PROBLEM DESCRIPTION:
Locate all lines in the data below that hold "Riêng" and show them.
[DATA EXCERPTS — start]
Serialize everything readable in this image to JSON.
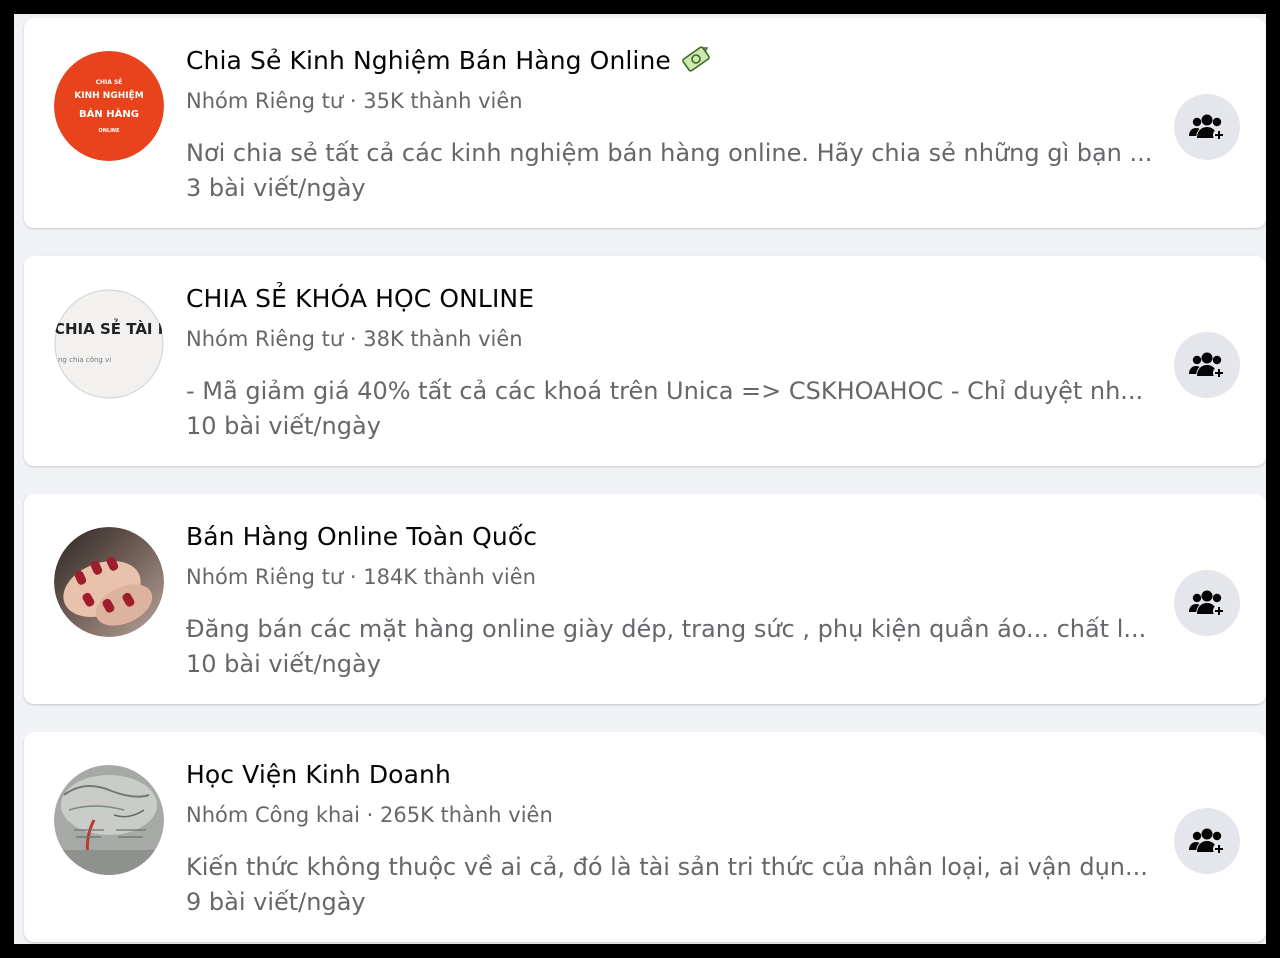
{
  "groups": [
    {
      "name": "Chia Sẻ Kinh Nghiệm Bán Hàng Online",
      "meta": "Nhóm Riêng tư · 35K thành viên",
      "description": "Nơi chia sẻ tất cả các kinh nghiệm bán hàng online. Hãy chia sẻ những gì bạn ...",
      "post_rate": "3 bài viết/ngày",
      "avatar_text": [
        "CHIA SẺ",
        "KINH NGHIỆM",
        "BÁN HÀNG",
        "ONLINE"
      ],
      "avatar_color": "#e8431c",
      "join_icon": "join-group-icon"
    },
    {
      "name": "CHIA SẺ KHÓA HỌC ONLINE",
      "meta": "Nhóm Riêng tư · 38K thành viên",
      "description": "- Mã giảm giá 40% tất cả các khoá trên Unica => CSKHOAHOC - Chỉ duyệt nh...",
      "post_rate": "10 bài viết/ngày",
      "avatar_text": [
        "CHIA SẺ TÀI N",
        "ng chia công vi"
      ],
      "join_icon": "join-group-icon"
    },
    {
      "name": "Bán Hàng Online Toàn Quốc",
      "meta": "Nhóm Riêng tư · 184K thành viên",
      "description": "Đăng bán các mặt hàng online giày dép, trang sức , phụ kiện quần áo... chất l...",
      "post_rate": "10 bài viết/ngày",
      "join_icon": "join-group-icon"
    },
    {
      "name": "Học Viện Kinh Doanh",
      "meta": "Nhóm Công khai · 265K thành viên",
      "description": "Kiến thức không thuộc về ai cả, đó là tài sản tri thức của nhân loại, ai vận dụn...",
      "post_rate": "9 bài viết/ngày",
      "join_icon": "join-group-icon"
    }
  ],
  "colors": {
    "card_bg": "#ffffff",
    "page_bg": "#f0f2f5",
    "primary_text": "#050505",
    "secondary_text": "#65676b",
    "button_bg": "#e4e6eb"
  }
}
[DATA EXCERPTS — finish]
YOUR SOLUTION:
      "meta": "Nhóm Riêng tư · 35K thành viên",
      "meta": "Nhóm Riêng tư · 38K thành viên",
      "meta": "Nhóm Riêng tư · 184K thành viên",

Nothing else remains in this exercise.